*** Block opens ***
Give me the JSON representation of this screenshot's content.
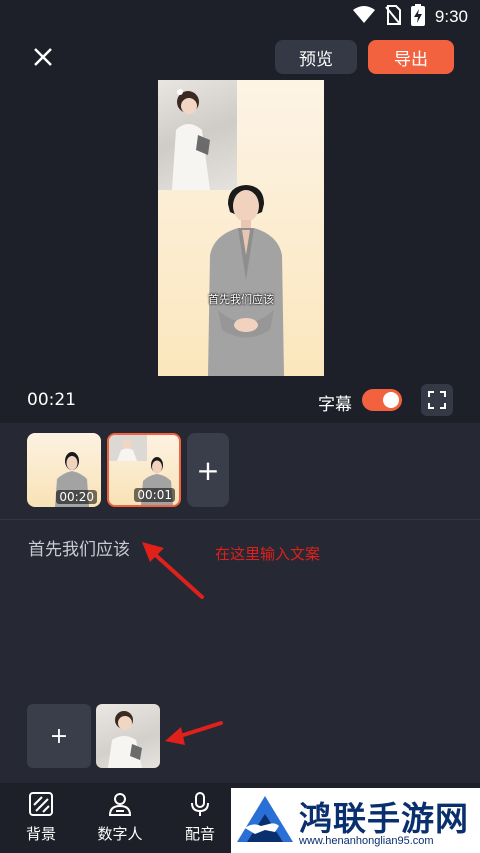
{
  "status_bar": {
    "time": "9:30"
  },
  "top_bar": {
    "preview_label": "预览",
    "export_label": "导出"
  },
  "preview": {
    "subtitle_overlay": "首先我们应该"
  },
  "controls": {
    "current_time": "00:21",
    "subtitle_label": "字幕",
    "subtitle_enabled": true
  },
  "clips": [
    {
      "duration": "00:20",
      "selected": false
    },
    {
      "duration": "00:01",
      "selected": true
    }
  ],
  "add_clip_label": "+",
  "script": {
    "text": "首先我们应该",
    "annotation": "在这里输入文案"
  },
  "avatar": {
    "add_label": "+"
  },
  "bottom_nav": {
    "items": [
      {
        "label": "背景",
        "icon": "background-icon"
      },
      {
        "label": "数字人",
        "icon": "digital-human-icon"
      },
      {
        "label": "配音",
        "icon": "microphone-icon"
      }
    ]
  },
  "watermark": {
    "title": "鸿联手游网",
    "url": "www.henanhonglian95.com"
  },
  "colors": {
    "accent": "#f3623f",
    "background": "#1d1f29",
    "panel": "#262834",
    "annotation": "#e0201a"
  }
}
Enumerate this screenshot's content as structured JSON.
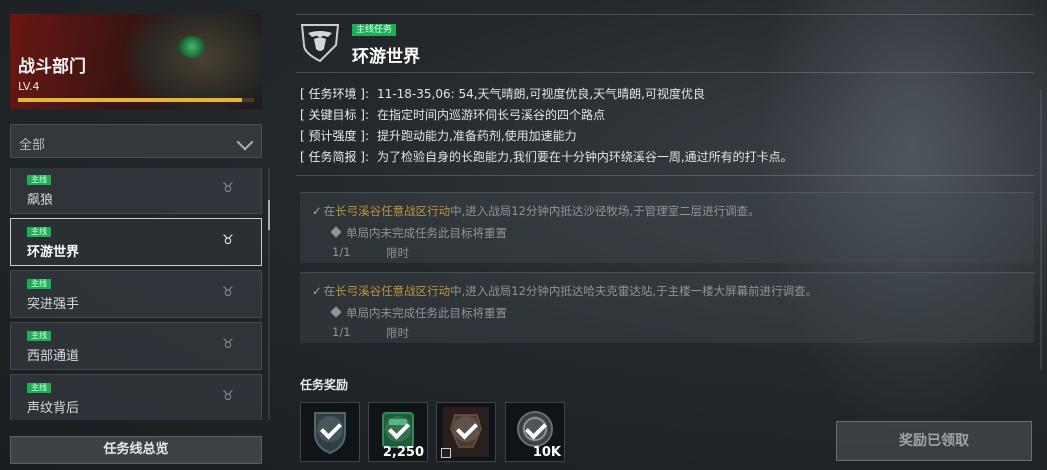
{
  "department": {
    "title": "战斗部门",
    "level": "LV.4",
    "progress": 0.95
  },
  "filter": {
    "selected": "全部"
  },
  "quests": [
    {
      "tag": "主线",
      "name": "飙狼",
      "icon": "rank-badge-icon",
      "selected": false
    },
    {
      "tag": "主线",
      "name": "环游世界",
      "icon": "rank-badge-icon",
      "selected": true
    },
    {
      "tag": "主线",
      "name": "突进强手",
      "icon": "rank-badge-icon",
      "selected": false
    },
    {
      "tag": "主线",
      "name": "西部通道",
      "icon": "rank-badge-icon",
      "selected": false
    },
    {
      "tag": "主线",
      "name": "声纹背后",
      "icon": "rank-badge-icon",
      "selected": false
    }
  ],
  "overview_button": "任务线总览",
  "mission": {
    "tag": "主线任务",
    "title": "环游世界",
    "info": [
      {
        "label": "[ 任务环境 ]:",
        "value": "11-18-35,06: 54,天气晴朗,可视度优良,天气晴朗,可视度优良"
      },
      {
        "label": "[ 关键目标 ]:",
        "value": "在指定时间内巡游环伺长弓溪谷的四个路点"
      },
      {
        "label": "[ 预计强度 ]:",
        "value": "提升跑动能力,准备药剂,使用加速能力"
      },
      {
        "label": "[ 任务简报 ]:",
        "value": "为了检验自身的长跑能力,我们要在十分钟内环绕溪谷一周,通过所有的打卡点。"
      }
    ]
  },
  "objectives": [
    {
      "prefix": "在",
      "highlight": "长弓溪谷任意战区行动",
      "text": "中,进入战局12分钟内抵达沙径牧场,于管理室二层进行调查。",
      "warning": "单局内未完成任务此目标将重置",
      "progress": "1/1",
      "limit": "限时"
    },
    {
      "prefix": "在",
      "highlight": "长弓溪谷任意战区行动",
      "text": "中,进入战局12分钟内抵达哈夫克雷达站,于主楼一楼大屏幕前进行调查。",
      "warning": "单局内未完成任务此目标将重置",
      "progress": "1/1",
      "limit": "限时"
    }
  ],
  "rewards": {
    "label": "任务奖励",
    "items": [
      {
        "icon": "shield-badge-icon",
        "quantity": ""
      },
      {
        "icon": "currency-icon",
        "quantity": "2,250"
      },
      {
        "icon": "ornament-item-icon",
        "quantity": ""
      },
      {
        "icon": "coin-icon",
        "quantity": "10K"
      }
    ]
  },
  "claim_button": "奖励已领取",
  "colors": {
    "tag_green": "#1fae58",
    "highlight_gold": "#b8953a",
    "level_bar": "#e7b43a"
  }
}
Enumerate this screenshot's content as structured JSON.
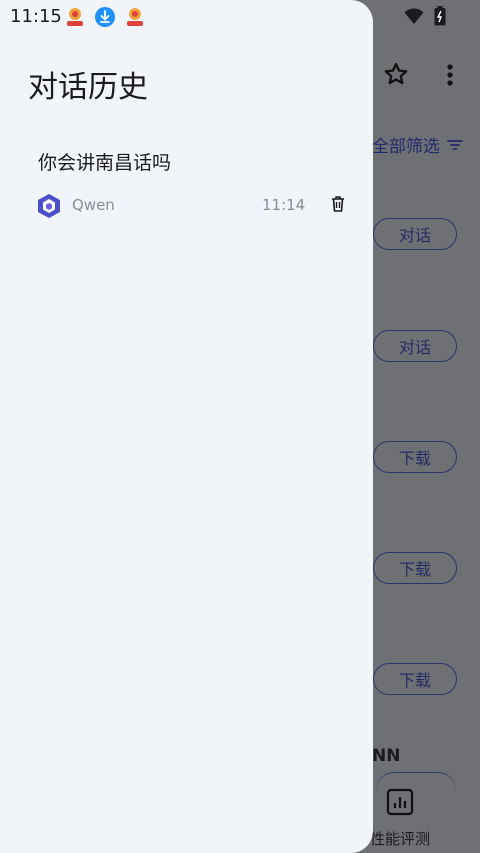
{
  "status": {
    "time": "11:15"
  },
  "drawer": {
    "title": "对话历史",
    "conversations": [
      {
        "title": "你会讲南昌话吗",
        "model": "Qwen",
        "time": "11:14"
      }
    ]
  },
  "background": {
    "filter_label": "全部筛选",
    "buttons": [
      "对话",
      "对话",
      "下载",
      "下载",
      "下载"
    ],
    "section_label": "NN",
    "bottom_nav_label": "性能评测"
  },
  "colors": {
    "drawer_bg": "#f1f4f8",
    "scrim": "#6f7074",
    "accent": "#2a3470"
  }
}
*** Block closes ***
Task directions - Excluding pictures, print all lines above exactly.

Answer to this problem -
Give me the JSON representation of this screenshot's content.
{
  "status_bar": {
    "time": "9:30"
  },
  "top_bar": {
    "preview_label": "预览",
    "export_label": "导出"
  },
  "preview": {
    "subtitle_overlay": "首先我们应该"
  },
  "controls": {
    "current_time": "00:21",
    "subtitle_label": "字幕",
    "subtitle_enabled": true
  },
  "clips": [
    {
      "duration": "00:20",
      "selected": false
    },
    {
      "duration": "00:01",
      "selected": true
    }
  ],
  "add_clip_label": "+",
  "script": {
    "text": "首先我们应该",
    "annotation": "在这里输入文案"
  },
  "avatar": {
    "add_label": "+"
  },
  "bottom_nav": {
    "items": [
      {
        "label": "背景",
        "icon": "background-icon"
      },
      {
        "label": "数字人",
        "icon": "digital-human-icon"
      },
      {
        "label": "配音",
        "icon": "microphone-icon"
      }
    ]
  },
  "watermark": {
    "title": "鸿联手游网",
    "url": "www.henanhonglian95.com"
  },
  "colors": {
    "accent": "#f3623f",
    "background": "#1d1f29",
    "panel": "#262834",
    "annotation": "#e0201a"
  }
}
Enumerate this screenshot's content as structured JSON.
{
  "department": {
    "title": "战斗部门",
    "level": "LV.4",
    "progress": 0.95
  },
  "filter": {
    "selected": "全部"
  },
  "quests": [
    {
      "tag": "主线",
      "name": "飙狼",
      "icon": "rank-badge-icon",
      "selected": false
    },
    {
      "tag": "主线",
      "name": "环游世界",
      "icon": "rank-badge-icon",
      "selected": true
    },
    {
      "tag": "主线",
      "name": "突进强手",
      "icon": "rank-badge-icon",
      "selected": false
    },
    {
      "tag": "主线",
      "name": "西部通道",
      "icon": "rank-badge-icon",
      "selected": false
    },
    {
      "tag": "主线",
      "name": "声纹背后",
      "icon": "rank-badge-icon",
      "selected": false
    }
  ],
  "overview_button": "任务线总览",
  "mission": {
    "tag": "主线任务",
    "title": "环游世界",
    "info": [
      {
        "label": "[ 任务环境 ]:",
        "value": "11-18-35,06: 54,天气晴朗,可视度优良,天气晴朗,可视度优良"
      },
      {
        "label": "[ 关键目标 ]:",
        "value": "在指定时间内巡游环伺长弓溪谷的四个路点"
      },
      {
        "label": "[ 预计强度 ]:",
        "value": "提升跑动能力,准备药剂,使用加速能力"
      },
      {
        "label": "[ 任务简报 ]:",
        "value": "为了检验自身的长跑能力,我们要在十分钟内环绕溪谷一周,通过所有的打卡点。"
      }
    ]
  },
  "objectives": [
    {
      "prefix": "在",
      "highlight": "长弓溪谷任意战区行动",
      "text": "中,进入战局12分钟内抵达沙径牧场,于管理室二层进行调查。",
      "warning": "单局内未完成任务此目标将重置",
      "progress": "1/1",
      "limit": "限时"
    },
    {
      "prefix": "在",
      "highlight": "长弓溪谷任意战区行动",
      "text": "中,进入战局12分钟内抵达哈夫克雷达站,于主楼一楼大屏幕前进行调查。",
      "warning": "单局内未完成任务此目标将重置",
      "progress": "1/1",
      "limit": "限时"
    }
  ],
  "rewards": {
    "label": "任务奖励",
    "items": [
      {
        "icon": "shield-badge-icon",
        "quantity": ""
      },
      {
        "icon": "currency-icon",
        "quantity": "2,250"
      },
      {
        "icon": "ornament-item-icon",
        "quantity": ""
      },
      {
        "icon": "coin-icon",
        "quantity": "10K"
      }
    ]
  },
  "claim_button": "奖励已领取",
  "colors": {
    "tag_green": "#1fae58",
    "highlight_gold": "#b8953a",
    "level_bar": "#e7b43a"
  }
}
Enumerate this screenshot's content as structured JSON.
{
  "status": {
    "time": "11:15"
  },
  "drawer": {
    "title": "对话历史",
    "conversations": [
      {
        "title": "你会讲南昌话吗",
        "model": "Qwen",
        "time": "11:14"
      }
    ]
  },
  "background": {
    "filter_label": "全部筛选",
    "buttons": [
      "对话",
      "对话",
      "下载",
      "下载",
      "下载"
    ],
    "section_label": "NN",
    "bottom_nav_label": "性能评测"
  },
  "colors": {
    "drawer_bg": "#f1f4f8",
    "scrim": "#6f7074",
    "accent": "#2a3470"
  }
}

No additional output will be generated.